■ **WORK INSTRUCTIONS**:
Search the records for the string "this", and show each line where it appears.
Segment Start: SUPPLIED RECORDS
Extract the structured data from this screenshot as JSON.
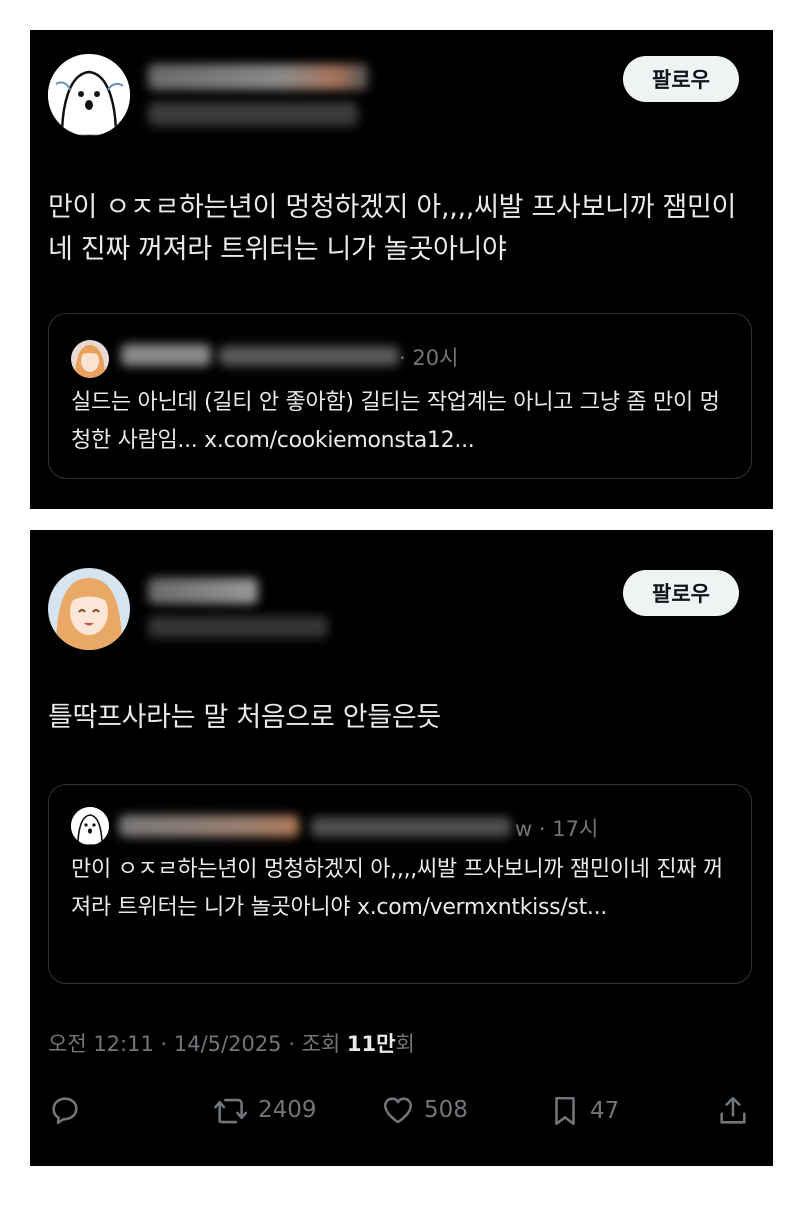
{
  "tweet1": {
    "follow_label": "팔로우",
    "text": "만이 ㅇㅈㄹ하는년이 멍청하겠지 아,,,,씨발 프사보니까 잼민이네 진짜 꺼져라 트위터는 니가 놀곳아니야",
    "quote": {
      "time": "20시",
      "text": "실드는 아닌데 (길티 안 좋아함) 길티는 작업계는 아니고 그냥 좀 만이 멍청한 사람임... x.com/cookiemonsta12..."
    }
  },
  "tweet2": {
    "follow_label": "팔로우",
    "text": "틀딱프사라는 말 처음으로 안들은듯",
    "quote": {
      "handle_tail": "w",
      "time": "17시",
      "text": "만이 ㅇㅈㄹ하는년이 멍청하겠지 아,,,,씨발 프사보니까 잼민이네 진짜 꺼져라 트위터는 니가 놀곳아니야 x.com/vermxntkiss/st..."
    },
    "meta": {
      "time_date": "오전 12:11 · 14/5/2025 · 조회 ",
      "views": "11만",
      "views_suffix": "회"
    },
    "actions": {
      "reply_icon": "reply-icon",
      "retweet_icon": "retweet-icon",
      "retweets": "2409",
      "like_icon": "heart-icon",
      "likes": "508",
      "bookmark_icon": "bookmark-icon",
      "bookmarks": "47",
      "share_icon": "share-icon"
    }
  }
}
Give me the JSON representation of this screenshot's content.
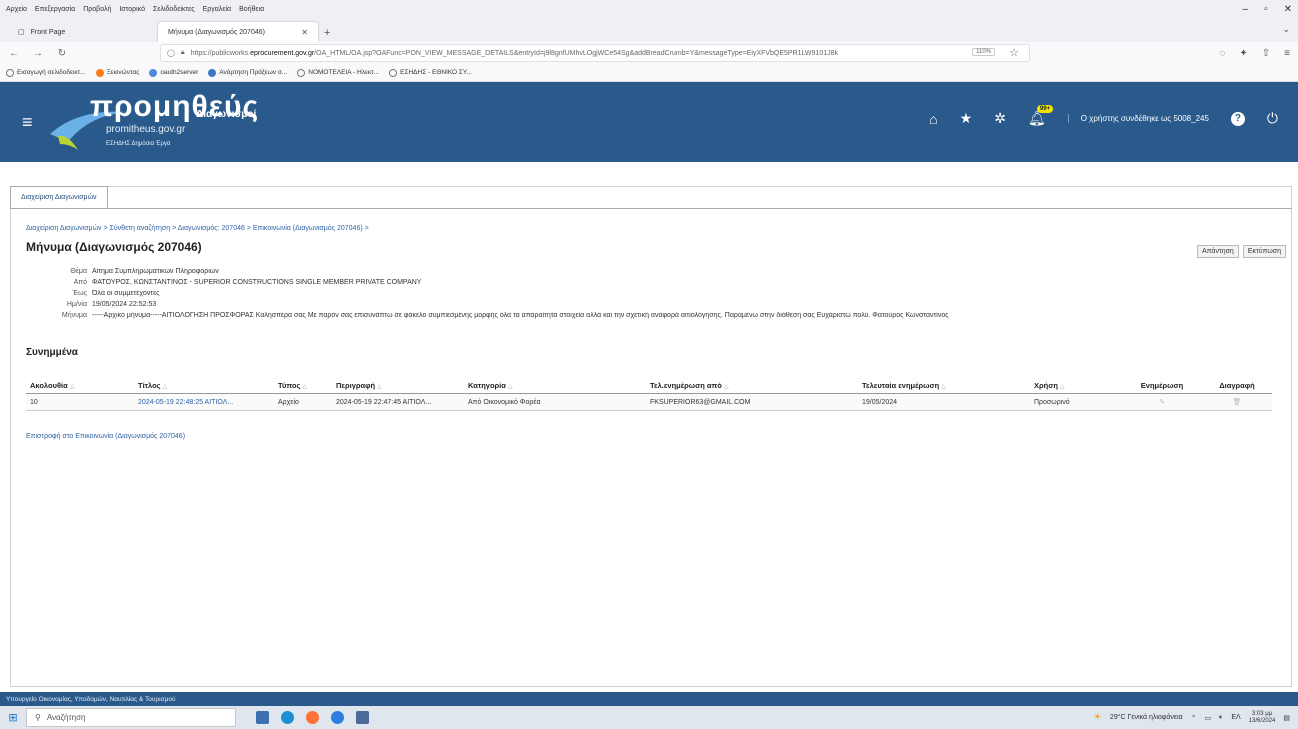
{
  "browser": {
    "menu": [
      "Αρχείο",
      "Επεξεργασία",
      "Προβολή",
      "Ιστορικό",
      "Σελιδοδείκτες",
      "Εργαλεία",
      "Βοήθεια"
    ],
    "tabs": [
      {
        "label": "Front Page"
      },
      {
        "label": "Μήνυμα (Διαγωνισμός 207046)"
      }
    ],
    "url_prefix": "https://publicworks.",
    "url_domain": "eprocurement.gov.gr",
    "url_rest": "/OA_HTML/OA.jsp?OAFunc=PON_VIEW_MESSAGE_DETAILS&entryId=j9l8gnfUMhvLOgjWCe54Sg&addBreadCrumb=Y&messageType=EiyXFVbQE5PR1LW9101J8k",
    "zoom": "110%",
    "bookmarks": [
      "Εισαγωγή σελιδοδεικτ...",
      "Ξεκινώντας",
      "oauth2server",
      "Ανάρτηση Πράξεων σ...",
      "ΝΟΜΟΤΕΛΕΙΑ - Ηλεκτ...",
      "ΕΣΗΔΗΣ - ΕΘΝΙΚΟ ΣΥ..."
    ]
  },
  "header": {
    "logo_title": "προμηθεύς",
    "logo_subtitle": "Διαγωνισμοί",
    "logo_url": "promitheus.gov.gr",
    "logo_esidis": "ΕΣΗΔΗΣ  Δημόσια Έργα",
    "notifications_badge": "99+",
    "user_text": "Ο χρήστης συνδέθηκε ως 5008_245"
  },
  "subtab": "Διαχείριση Διαγωνισμών",
  "breadcrumb": "Διαχείριση Διαγωνισμών  >  Σύνθετη αναζήτηση  >  Διαγωνισμός: 207046  >  Επικοινωνία (Διαγωνισμός 207046)  >",
  "page_title": "Μήνυμα (Διαγωνισμός 207046)",
  "actions": {
    "reply": "Απάντηση",
    "print": "Εκτύπωση"
  },
  "message": {
    "subject_label": "Θέμα",
    "subject": "Αίτημα Συμπληρωματικών Πληροφοριών",
    "from_label": "Από",
    "from": "ΦΑΤΟΥΡΟΣ, ΚΩΝΣΤΑΝΤΙΝΟΣ - SUPERIOR CONSTRUCTIONS SINGLE MEMBER PRIVATE COMPANY",
    "to_label": "Έως",
    "to": "Όλα οι συμμετέχοντες",
    "date_label": "Ημ/νία",
    "date": "19/05/2024 22:52:53",
    "body_label": "Μήνυμα",
    "body": "-----Αρχικό μήνυμα-----ΑΙΤΙΟΛΟΓΗΣΗ ΠΡΟΣΦΟΡΑΣ Καλησπέρα σας Με παρόν σας επισυνάπτω σε φάκελο συμπιεσμένης μορφής όλα τα απαραίτητα στοιχεία αλλά και την σχετική αναφορά αιτιολόγησης. Παραμένω στην διάθεση σας Ευχαριστώ πολύ. Φατούρος Κωνσταντίνος"
  },
  "attachments": {
    "title": "Συνημμένα",
    "columns": [
      "Ακολουθία",
      "Τίτλος",
      "Τύπος",
      "Περιγραφή",
      "Κατηγορία",
      "Τελ.ενημέρωση από",
      "Τελευταία ενημέρωση",
      "Χρήση",
      "Ενημέρωση",
      "Διαγραφή"
    ],
    "rows": [
      {
        "seq": "10",
        "title": "2024-05-19 22:48:25 ΑΙΤΙΟΛ...",
        "type": "Αρχείο",
        "desc": "2024-05-19 22:47:45 ΑΙΤΙΟΛ...",
        "category": "Από Οικονομικό Φορέα",
        "updated_by": "FKSUPERIOR63@GMAIL.COM",
        "updated": "19/05/2024",
        "usage": "Προσωρινό"
      }
    ]
  },
  "return_link": "Επιστροφή στο Επικοινωνία (Διαγωνισμός 207046)",
  "footer": "Υπουργείο Οικονομίας, Υποδομών, Ναυτιλίας & Τουρισμού",
  "taskbar": {
    "search_placeholder": "Αναζήτηση",
    "weather": "29°C  Γενικά ηλιοφάνεια",
    "lang": "ΕΛ",
    "time": "3:03 μμ",
    "date": "13/6/2024"
  }
}
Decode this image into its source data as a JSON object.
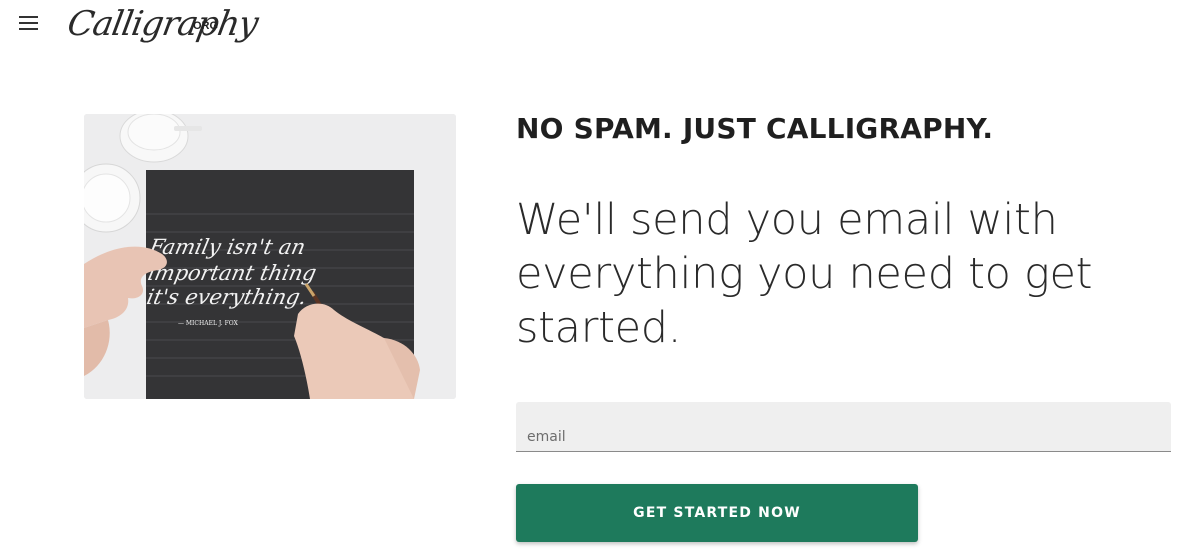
{
  "header": {
    "menu_icon": "hamburger-menu-icon",
    "logo_script": "Calligraphy",
    "logo_suffix": "ORG"
  },
  "hero": {
    "image": "calligraphy-on-dark-paper-photo",
    "image_text_lines": [
      "Family isn't an",
      "important thing",
      "it's everything.",
      "— MICHAEL J. FOX"
    ]
  },
  "signup": {
    "headline": "NO SPAM. JUST CALLIGRAPHY.",
    "subtitle": "We'll send you email with everything you need to get started.",
    "email_placeholder": "email",
    "email_value": "",
    "cta_label": "GET STARTED NOW"
  },
  "colors": {
    "cta_background": "#1e7a5c",
    "field_background": "#efefef",
    "text_dark": "#1f1f1f"
  }
}
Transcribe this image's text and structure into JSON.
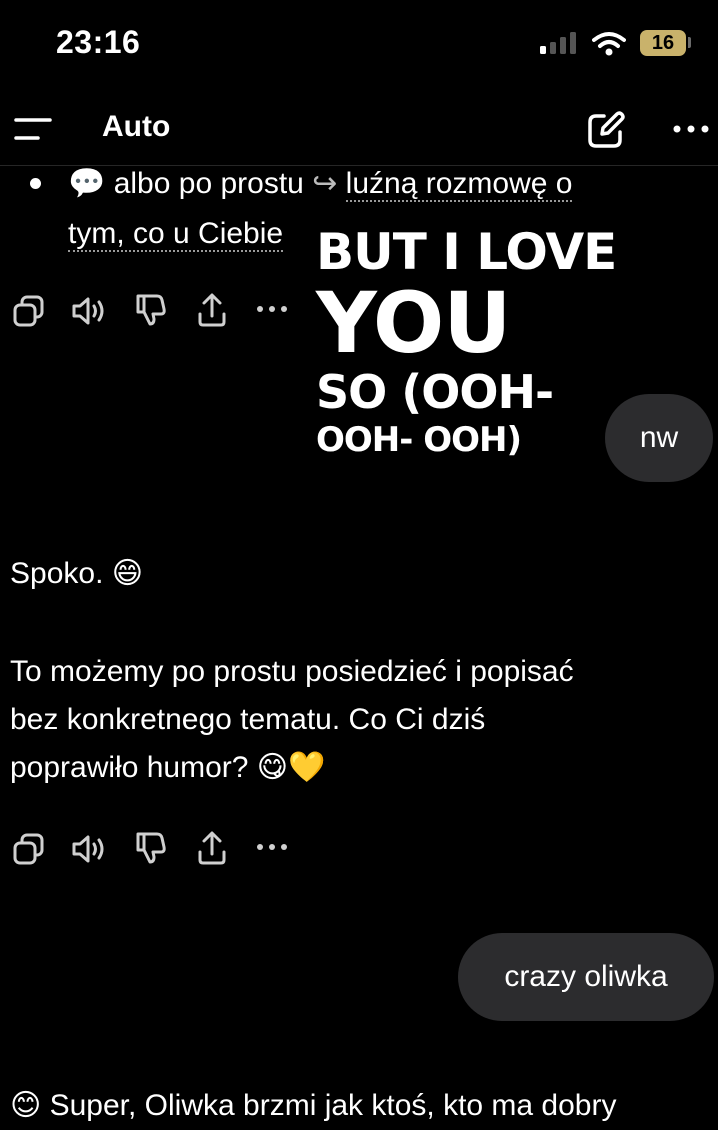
{
  "status_bar": {
    "time": "23:16",
    "battery_level": "16"
  },
  "header": {
    "title": "Auto",
    "menu_icon": "hamburger-menu-icon",
    "compose_icon": "compose-icon",
    "more_icon": "ellipsis-icon"
  },
  "chat": {
    "bullet_item": {
      "emoji": "💬",
      "text_before": "albo po prostu",
      "arrow": "↪",
      "link_part1": "luźną rozmowę o",
      "link_part2": "tym, co u Ciebie"
    },
    "lyrics_overlay": {
      "line1": "BUT I LOVE",
      "line2": "YOU",
      "line3": "SO (OOH-",
      "line4": "OOH- OOH)"
    },
    "user_message_1": "nw",
    "assistant_reply": {
      "line1": "Spoko. 😄",
      "paragraph_line1": "To możemy po prostu posiedzieć i popisać",
      "paragraph_line2": "bez konkretnego tematu. Co Ci dziś",
      "paragraph_line3": "poprawiło humor? 😋💛"
    },
    "user_message_2": "crazy oliwka",
    "action_icons": [
      "copy-icon",
      "speaker-icon",
      "thumbs-down-icon",
      "share-icon",
      "more-icon"
    ],
    "partial_bottom_text": "😊 Super, Oliwka brzmi jak ktoś, kto ma dobry"
  },
  "colors": {
    "background": "#000000",
    "bubble": "#2c2c2e",
    "battery": "#c9b26b",
    "icon": "#d0d0d0"
  }
}
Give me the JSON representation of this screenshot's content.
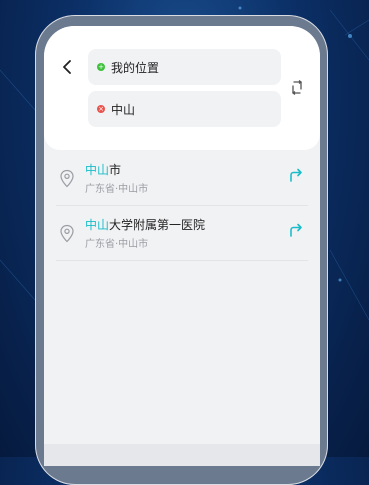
{
  "route": {
    "start": {
      "label": "我的位置",
      "color": "#3cc13b"
    },
    "end": {
      "label": "中山",
      "color": "#e9534d"
    }
  },
  "results": [
    {
      "highlight": "中山",
      "rest": "市",
      "address": "广东省·中山市"
    },
    {
      "highlight": "中山",
      "rest": "大学附属第一医院",
      "address": "广东省·中山市"
    }
  ],
  "colors": {
    "accent": "#19bdc9",
    "background": "#0b2f66",
    "frame": "#6c7a8f"
  }
}
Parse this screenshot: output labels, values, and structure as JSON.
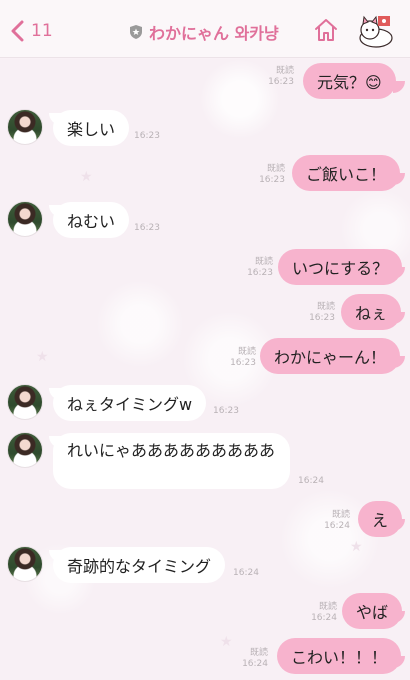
{
  "header": {
    "back_count": "11",
    "title": "わかにゃん 와카냥"
  },
  "messages": [
    {
      "side": "out",
      "text": "元気？😊",
      "read": "既読",
      "time": "16:23"
    },
    {
      "side": "in",
      "text": "楽しい",
      "time": "16:23"
    },
    {
      "side": "out",
      "text": "ご飯いこ！",
      "read": "既読",
      "time": "16:23"
    },
    {
      "side": "in",
      "text": "ねむい",
      "time": "16:23"
    },
    {
      "side": "out",
      "text": "いつにする？",
      "read": "既読",
      "time": "16:23"
    },
    {
      "side": "out",
      "text": "ねぇ",
      "read": "既読",
      "time": "16:23"
    },
    {
      "side": "out",
      "text": "わかにゃーん！",
      "read": "既読",
      "time": "16:23"
    },
    {
      "side": "in",
      "text": "ねぇタイミングw",
      "time": "16:23"
    },
    {
      "side": "in",
      "text": "れいにゃあああああああああ",
      "time": "16:24"
    },
    {
      "side": "out",
      "text": "え",
      "read": "既読",
      "time": "16:24"
    },
    {
      "side": "in",
      "text": "奇跡的なタイミング",
      "time": "16:24"
    },
    {
      "side": "out",
      "text": "やば",
      "read": "既読",
      "time": "16:24"
    },
    {
      "side": "out",
      "text": "こわい！！！",
      "read": "既読",
      "time": "16:24"
    }
  ]
}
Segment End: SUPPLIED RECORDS
■ **TASK SOLUTION**:
Extract the structured data from this screenshot as JSON.
Give me the JSON representation of this screenshot's content.
Decode this image into its source data as a JSON object.
Transcribe this image's text and structure into JSON.
Give me the JSON representation of this screenshot's content.
Parse this screenshot: output labels, values, and structure as JSON.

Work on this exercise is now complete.